A History of the College of St. Albert the Great
by Christopher J. Renz, OP
Preface by John S. Cummins, D.D., Bishop Emeritus of Oakland
To order a copy mail a check for your donation of $14.99 plus $5.00 shipping and handling per copy to:
Attn: Fr. Chris Renz, OP
Dominican School of Philosophy and Theology
2301 Vine Street
Berkeley, CA 94708
Originally founded in 1851 as the House of Studies for the Western Dominican Province, the College of St. Albert the Great was civilly incorporated in the State of California in 1932 with the hope that it would become "a lighthouse of religion and learning to the regions around," and in so doing open up a conversation between the Church and contemporary culture.

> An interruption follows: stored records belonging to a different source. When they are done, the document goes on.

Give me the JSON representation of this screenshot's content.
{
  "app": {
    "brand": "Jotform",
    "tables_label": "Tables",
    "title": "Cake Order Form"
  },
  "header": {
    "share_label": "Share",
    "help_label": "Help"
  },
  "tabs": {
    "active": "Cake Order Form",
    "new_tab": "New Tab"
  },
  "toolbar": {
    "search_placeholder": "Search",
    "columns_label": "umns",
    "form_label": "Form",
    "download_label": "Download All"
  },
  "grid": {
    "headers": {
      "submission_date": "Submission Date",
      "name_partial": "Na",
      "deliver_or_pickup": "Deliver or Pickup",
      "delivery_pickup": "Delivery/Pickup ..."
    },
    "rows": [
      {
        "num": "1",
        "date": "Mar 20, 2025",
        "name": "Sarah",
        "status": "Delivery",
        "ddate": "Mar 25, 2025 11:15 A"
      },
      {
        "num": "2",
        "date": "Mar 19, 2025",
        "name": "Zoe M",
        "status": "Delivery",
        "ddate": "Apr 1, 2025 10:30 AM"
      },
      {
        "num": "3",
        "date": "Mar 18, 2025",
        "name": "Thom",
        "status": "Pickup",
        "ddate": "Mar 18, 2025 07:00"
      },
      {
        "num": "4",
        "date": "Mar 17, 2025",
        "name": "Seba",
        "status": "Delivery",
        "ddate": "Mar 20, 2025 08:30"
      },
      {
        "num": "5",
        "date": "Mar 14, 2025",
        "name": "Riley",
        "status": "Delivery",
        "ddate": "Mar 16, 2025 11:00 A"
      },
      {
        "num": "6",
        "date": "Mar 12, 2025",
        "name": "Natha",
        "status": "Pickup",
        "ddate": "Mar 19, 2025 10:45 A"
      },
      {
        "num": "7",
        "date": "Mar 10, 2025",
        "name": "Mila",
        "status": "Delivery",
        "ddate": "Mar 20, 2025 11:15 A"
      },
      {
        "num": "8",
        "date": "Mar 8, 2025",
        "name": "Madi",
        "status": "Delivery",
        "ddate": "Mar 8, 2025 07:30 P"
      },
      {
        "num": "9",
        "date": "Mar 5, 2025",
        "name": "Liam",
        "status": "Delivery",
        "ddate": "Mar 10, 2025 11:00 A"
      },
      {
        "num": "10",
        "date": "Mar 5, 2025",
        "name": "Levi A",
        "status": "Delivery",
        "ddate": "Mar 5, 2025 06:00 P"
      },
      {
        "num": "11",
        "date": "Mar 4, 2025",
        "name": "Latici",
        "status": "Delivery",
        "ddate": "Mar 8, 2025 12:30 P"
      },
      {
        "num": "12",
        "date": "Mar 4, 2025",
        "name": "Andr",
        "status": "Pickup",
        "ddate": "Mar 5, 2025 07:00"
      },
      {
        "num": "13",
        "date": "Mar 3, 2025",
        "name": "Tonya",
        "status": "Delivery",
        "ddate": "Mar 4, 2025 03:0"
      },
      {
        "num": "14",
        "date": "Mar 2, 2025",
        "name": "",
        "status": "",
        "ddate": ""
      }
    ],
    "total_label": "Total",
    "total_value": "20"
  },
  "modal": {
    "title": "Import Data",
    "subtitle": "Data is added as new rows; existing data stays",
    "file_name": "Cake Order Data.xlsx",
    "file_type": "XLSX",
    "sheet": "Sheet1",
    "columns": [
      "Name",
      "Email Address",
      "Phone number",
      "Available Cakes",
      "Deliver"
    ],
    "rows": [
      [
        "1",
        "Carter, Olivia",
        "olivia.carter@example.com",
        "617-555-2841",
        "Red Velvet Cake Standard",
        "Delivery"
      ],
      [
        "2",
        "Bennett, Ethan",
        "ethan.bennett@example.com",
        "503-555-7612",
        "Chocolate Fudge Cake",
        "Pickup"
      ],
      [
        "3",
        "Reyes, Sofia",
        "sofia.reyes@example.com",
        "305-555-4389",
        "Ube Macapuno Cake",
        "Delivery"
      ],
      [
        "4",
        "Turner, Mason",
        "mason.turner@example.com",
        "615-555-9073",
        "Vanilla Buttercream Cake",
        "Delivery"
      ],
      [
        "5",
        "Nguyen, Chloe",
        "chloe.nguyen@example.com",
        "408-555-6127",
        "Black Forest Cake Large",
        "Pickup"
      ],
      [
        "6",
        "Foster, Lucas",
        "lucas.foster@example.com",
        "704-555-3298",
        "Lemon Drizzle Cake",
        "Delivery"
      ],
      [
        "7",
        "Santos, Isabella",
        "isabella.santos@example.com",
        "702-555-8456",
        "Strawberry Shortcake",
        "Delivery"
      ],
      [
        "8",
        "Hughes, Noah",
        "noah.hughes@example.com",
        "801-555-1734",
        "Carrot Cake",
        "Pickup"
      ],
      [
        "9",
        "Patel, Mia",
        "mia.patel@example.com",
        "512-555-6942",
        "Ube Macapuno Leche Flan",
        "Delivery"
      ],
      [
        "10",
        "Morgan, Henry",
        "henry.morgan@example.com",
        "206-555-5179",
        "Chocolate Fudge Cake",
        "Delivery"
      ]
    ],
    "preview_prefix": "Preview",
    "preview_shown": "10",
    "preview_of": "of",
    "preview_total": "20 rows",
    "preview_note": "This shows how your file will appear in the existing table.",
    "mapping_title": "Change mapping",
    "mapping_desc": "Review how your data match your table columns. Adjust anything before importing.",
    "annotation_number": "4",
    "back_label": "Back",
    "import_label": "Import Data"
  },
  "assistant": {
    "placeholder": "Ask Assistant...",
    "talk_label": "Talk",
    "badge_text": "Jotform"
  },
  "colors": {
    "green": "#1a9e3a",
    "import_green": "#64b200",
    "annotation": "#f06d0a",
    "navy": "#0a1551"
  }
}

In tracing the history of the College, the author sets it within the eight-hundred year-long educational mission of the Order. From the earliest day, Dominicans were dedicated to combining the education of the friars with the education of the laity and the spread of sana doctrina. The friars of the Western Province incorporated ideas from the famous Angelicum (Rome) in order to establish a place where laity would be educated in philosophy (and later theology) and thus be equipped to engage confidently the challenges of their time.
As its growth continued, the College became well situated both academically and geographically to respond to the ecumenical movement of the mid-twentieth century. Ideas which served as the seedbed for the Graduate Theological Union (1962) also provided the means for the College to be the first Catholic institution to join the GTU in 1964. Shortly thereafter, the College changed its name to the Dominican School of Philosophy and Theology, moving classrooms and administration to the GTU campus.
As Bishop Cummins notes, "St. Albert College has grown much from the Benicia days. It has received much from its participation in what was once an experiment in Berkeley. We rejoice in what St. Albert's has contributed to the Graduate Theological Union. Without the Catholic presence, the consortium would be a respected educational institution but it would hardly be distinguished."